* **Exercise objective**
Find the lines in the records that carry the word "your". Copy each one.

(Element data from apps and pages)
■ ■ ■ ■

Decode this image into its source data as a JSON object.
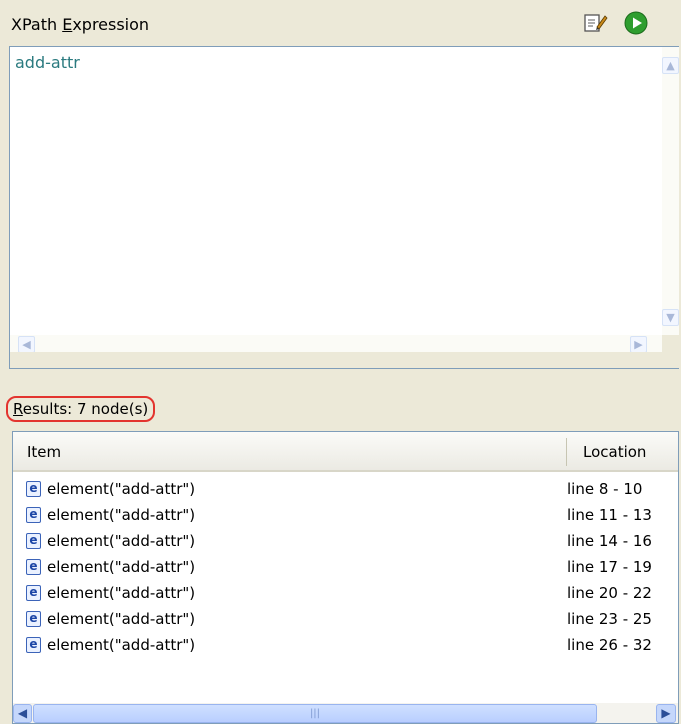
{
  "header": {
    "title_prefix": "XPath ",
    "title_mnemonic": "E",
    "title_suffix": "xpression",
    "edit_icon": "edit-expression-icon",
    "run_icon": "run-icon"
  },
  "expression": {
    "value": "add-attr",
    "text_color": "#2a7a7f"
  },
  "results": {
    "label_mnemonic": "R",
    "label_rest": "esults:  7 node(s)",
    "highlight_color": "#e3342f"
  },
  "table": {
    "columns": [
      "Item",
      "Location"
    ],
    "rows": [
      {
        "icon": "e",
        "item": "element(\"add-attr\")",
        "location": "line 8 - 10"
      },
      {
        "icon": "e",
        "item": "element(\"add-attr\")",
        "location": "line 11 - 13"
      },
      {
        "icon": "e",
        "item": "element(\"add-attr\")",
        "location": "line 14 - 16"
      },
      {
        "icon": "e",
        "item": "element(\"add-attr\")",
        "location": "line 17 - 19"
      },
      {
        "icon": "e",
        "item": "element(\"add-attr\")",
        "location": "line 20 - 22"
      },
      {
        "icon": "e",
        "item": "element(\"add-attr\")",
        "location": "line 23 - 25"
      },
      {
        "icon": "e",
        "item": "element(\"add-attr\")",
        "location": "line 26 - 32"
      }
    ]
  }
}
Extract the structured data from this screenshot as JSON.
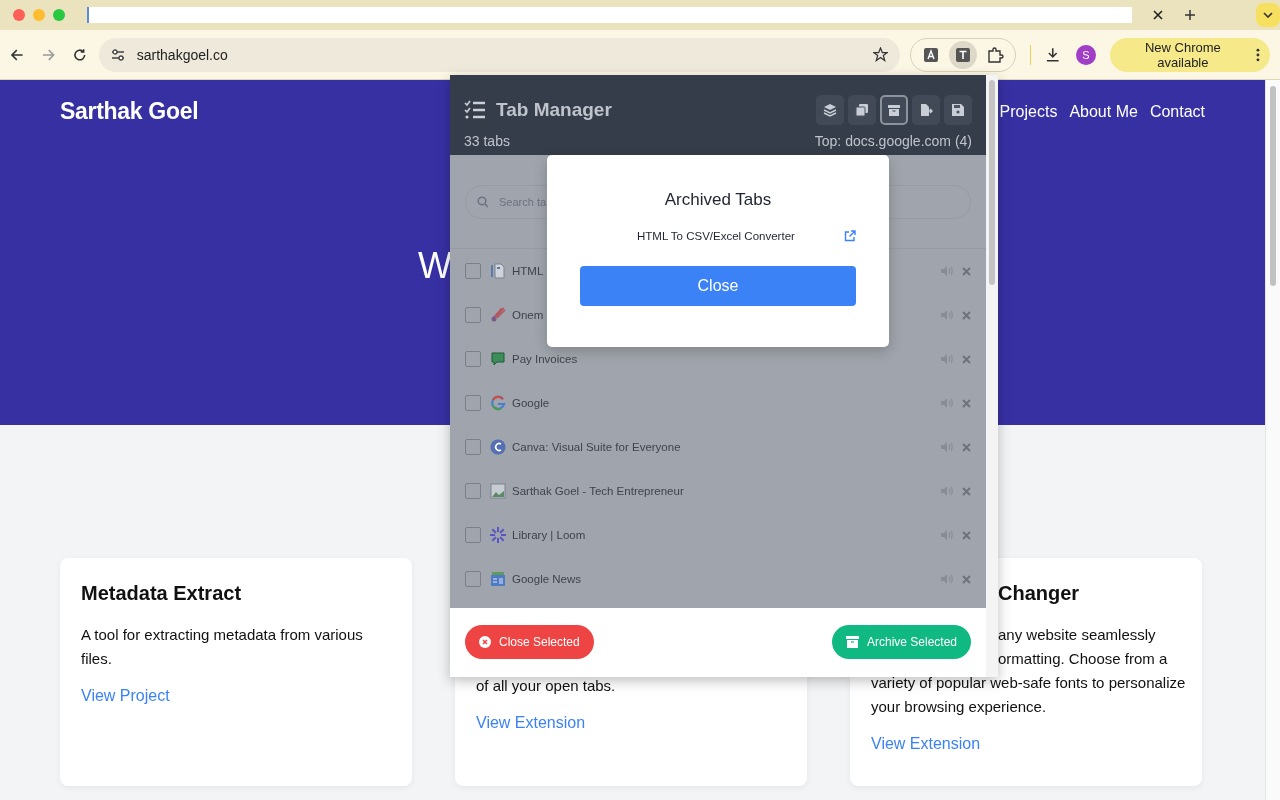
{
  "browser": {
    "address": "sarthakgoel.co",
    "extensions": [
      {
        "kind": "a",
        "selected": false
      },
      {
        "kind": "t",
        "selected": true
      },
      {
        "kind": "puzzle",
        "selected": false
      }
    ],
    "avatar": "S",
    "update_label": "New Chrome available"
  },
  "site": {
    "brand": "Sarthak Goel",
    "nav": [
      "Projects",
      "About Me",
      "Contact"
    ],
    "hero_title": "W",
    "cards": [
      {
        "heading": "Metadata Extract",
        "lines": [
          "A tool for extracting metadata from various",
          "files."
        ],
        "link": "View Project"
      },
      {
        "lines": [
          "of all your open tabs."
        ],
        "link": "View Extension"
      },
      {
        "heading": "Changer",
        "lines": [
          "any website seamlessly",
          "ormatting. Choose from a",
          "variety of popular web-safe fonts to personalize",
          "your browsing experience."
        ],
        "link": "View Extension"
      }
    ]
  },
  "popup": {
    "title": "Tab Manager",
    "count": "33 tabs",
    "top_domain": "Top: docs.google.com (4)",
    "tools": [
      {
        "kind": "layers",
        "selected": false
      },
      {
        "kind": "copy",
        "selected": false
      },
      {
        "kind": "archive",
        "selected": true
      },
      {
        "kind": "export",
        "selected": false
      },
      {
        "kind": "save",
        "selected": false
      }
    ],
    "search": {
      "placeholder": "Search ta"
    },
    "tabs": [
      {
        "title": "HTML",
        "kind": "doc",
        "checked": false
      },
      {
        "title": "Onem",
        "kind": "brush",
        "checked": false
      },
      {
        "title": "Pay Invoices",
        "kind": "chat",
        "checked": false
      },
      {
        "title": "Google",
        "kind": "g",
        "checked": false
      },
      {
        "title": "Canva: Visual Suite for Everyone",
        "kind": "c",
        "checked": false
      },
      {
        "title": "Sarthak Goel - Tech Entrepreneur",
        "kind": "image",
        "checked": false
      },
      {
        "title": "Library | Loom",
        "kind": "burst",
        "checked": false
      },
      {
        "title": "Google News",
        "kind": "news",
        "checked": false
      }
    ],
    "close_selected": "Close Selected",
    "archive_selected": "Archive Selected",
    "dialog": {
      "title": "Archived Tabs",
      "items": [
        "HTML To CSV/Excel Converter"
      ],
      "close": "Close"
    }
  }
}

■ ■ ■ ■

* **Task answer**
          "of all your open tabs."
          "your browsing experience."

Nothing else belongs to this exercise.